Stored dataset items
--- START ---
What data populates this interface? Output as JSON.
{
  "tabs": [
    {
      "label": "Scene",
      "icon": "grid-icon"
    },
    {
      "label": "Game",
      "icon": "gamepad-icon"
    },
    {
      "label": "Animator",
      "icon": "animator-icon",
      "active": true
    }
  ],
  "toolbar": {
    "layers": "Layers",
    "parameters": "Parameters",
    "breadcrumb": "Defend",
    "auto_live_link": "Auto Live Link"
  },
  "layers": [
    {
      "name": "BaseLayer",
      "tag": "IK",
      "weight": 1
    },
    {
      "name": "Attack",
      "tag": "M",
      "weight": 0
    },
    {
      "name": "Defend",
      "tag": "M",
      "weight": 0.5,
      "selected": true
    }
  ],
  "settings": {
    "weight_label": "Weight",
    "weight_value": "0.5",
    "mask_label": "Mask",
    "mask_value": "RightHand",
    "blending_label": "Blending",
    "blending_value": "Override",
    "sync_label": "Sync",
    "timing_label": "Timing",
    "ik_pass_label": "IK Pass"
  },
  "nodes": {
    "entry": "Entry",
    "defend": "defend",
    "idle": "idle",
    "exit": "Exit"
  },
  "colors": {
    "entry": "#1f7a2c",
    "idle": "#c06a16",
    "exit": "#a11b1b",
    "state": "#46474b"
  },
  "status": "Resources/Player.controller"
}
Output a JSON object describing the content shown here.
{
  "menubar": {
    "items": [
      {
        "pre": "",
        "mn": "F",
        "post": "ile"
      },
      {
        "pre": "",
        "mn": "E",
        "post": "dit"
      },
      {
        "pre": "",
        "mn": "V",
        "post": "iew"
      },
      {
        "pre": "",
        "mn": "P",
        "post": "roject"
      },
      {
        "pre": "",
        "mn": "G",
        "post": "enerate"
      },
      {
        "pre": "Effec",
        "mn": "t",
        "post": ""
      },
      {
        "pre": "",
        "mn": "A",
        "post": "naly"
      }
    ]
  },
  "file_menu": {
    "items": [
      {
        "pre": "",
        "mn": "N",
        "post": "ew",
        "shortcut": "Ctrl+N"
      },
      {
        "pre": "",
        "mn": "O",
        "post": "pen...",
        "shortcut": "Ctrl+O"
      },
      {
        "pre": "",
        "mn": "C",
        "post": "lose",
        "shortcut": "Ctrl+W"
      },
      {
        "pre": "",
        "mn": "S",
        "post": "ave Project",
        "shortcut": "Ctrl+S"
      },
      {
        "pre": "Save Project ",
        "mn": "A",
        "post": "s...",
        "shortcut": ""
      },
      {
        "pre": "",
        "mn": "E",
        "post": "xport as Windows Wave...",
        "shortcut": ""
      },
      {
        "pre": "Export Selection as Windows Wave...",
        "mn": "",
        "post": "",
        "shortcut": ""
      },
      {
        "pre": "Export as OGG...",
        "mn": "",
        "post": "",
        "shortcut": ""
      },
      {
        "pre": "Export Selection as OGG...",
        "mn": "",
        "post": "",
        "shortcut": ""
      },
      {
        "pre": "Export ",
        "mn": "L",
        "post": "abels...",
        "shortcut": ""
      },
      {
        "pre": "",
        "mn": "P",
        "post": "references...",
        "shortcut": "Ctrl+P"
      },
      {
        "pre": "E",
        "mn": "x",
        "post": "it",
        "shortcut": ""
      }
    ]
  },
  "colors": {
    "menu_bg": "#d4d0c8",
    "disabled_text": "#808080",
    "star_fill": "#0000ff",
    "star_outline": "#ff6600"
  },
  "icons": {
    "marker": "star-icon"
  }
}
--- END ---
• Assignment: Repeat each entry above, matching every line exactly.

• Reply:
What data populates this interface? Output as JSON.
{
  "tabs": [
    {
      "label": "Scene",
      "icon": "grid-icon"
    },
    {
      "label": "Game",
      "icon": "gamepad-icon"
    },
    {
      "label": "Animator",
      "icon": "animator-icon",
      "active": true
    }
  ],
  "toolbar": {
    "layers": "Layers",
    "parameters": "Parameters",
    "breadcrumb": "Defend",
    "auto_live_link": "Auto Live Link"
  },
  "layers": [
    {
      "name": "BaseLayer",
      "tag": "IK",
      "weight": 1
    },
    {
      "name": "Attack",
      "tag": "M",
      "weight": 0
    },
    {
      "name": "Defend",
      "tag": "M",
      "weight": 0.5,
      "selected": true
    }
  ],
  "settings": {
    "weight_label": "Weight",
    "weight_value": "0.5",
    "mask_label": "Mask",
    "mask_value": "RightHand",
    "blending_label": "Blending",
    "blending_value": "Override",
    "sync_label": "Sync",
    "timing_label": "Timing",
    "ik_pass_label": "IK Pass"
  },
  "nodes": {
    "entry": "Entry",
    "defend": "defend",
    "idle": "idle",
    "exit": "Exit"
  },
  "colors": {
    "entry": "#1f7a2c",
    "idle": "#c06a16",
    "exit": "#a11b1b",
    "state": "#46474b"
  },
  "status": "Resources/Player.controller"
}
Output a JSON object describing the content shown here.
{
  "menubar": {
    "items": [
      {
        "pre": "",
        "mn": "F",
        "post": "ile"
      },
      {
        "pre": "",
        "mn": "E",
        "post": "dit"
      },
      {
        "pre": "",
        "mn": "V",
        "post": "iew"
      },
      {
        "pre": "",
        "mn": "P",
        "post": "roject"
      },
      {
        "pre": "",
        "mn": "G",
        "post": "enerate"
      },
      {
        "pre": "Effec",
        "mn": "t",
        "post": ""
      },
      {
        "pre": "",
        "mn": "A",
        "post": "naly"
      }
    ]
  },
  "file_menu": {
    "items": [
      {
        "pre": "",
        "mn": "N",
        "post": "ew",
        "shortcut": "Ctrl+N"
      },
      {
        "pre": "",
        "mn": "O",
        "post": "pen...",
        "shortcut": "Ctrl+O"
      },
      {
        "pre": "",
        "mn": "C",
        "post": "lose",
        "shortcut": "Ctrl+W"
      },
      {
        "pre": "",
        "mn": "S",
        "post": "ave Project",
        "shortcut": "Ctrl+S"
      },
      {
        "pre": "Save Project ",
        "mn": "A",
        "post": "s...",
        "shortcut": ""
      },
      {
        "pre": "",
        "mn": "E",
        "post": "xport as Windows Wave...",
        "shortcut": ""
      },
      {
        "pre": "Export Selection as Windows Wave...",
        "mn": "",
        "post": "",
        "shortcut": ""
      },
      {
        "pre": "Export as OGG...",
        "mn": "",
        "post": "",
        "shortcut": ""
      },
      {
        "pre": "Export Selection as OGG...",
        "mn": "",
        "post": "",
        "shortcut": ""
      },
      {
        "pre": "Export ",
        "mn": "L",
        "post": "abels...",
        "shortcut": ""
      },
      {
        "pre": "",
        "mn": "P",
        "post": "references...",
        "shortcut": "Ctrl+P"
      },
      {
        "pre": "E",
        "mn": "x",
        "post": "it",
        "shortcut": ""
      }
    ]
  },
  "colors": {
    "menu_bg": "#d4d0c8",
    "disabled_text": "#808080",
    "star_fill": "#0000ff",
    "star_outline": "#ff6600"
  },
  "icons": {
    "marker": "star-icon"
  }
}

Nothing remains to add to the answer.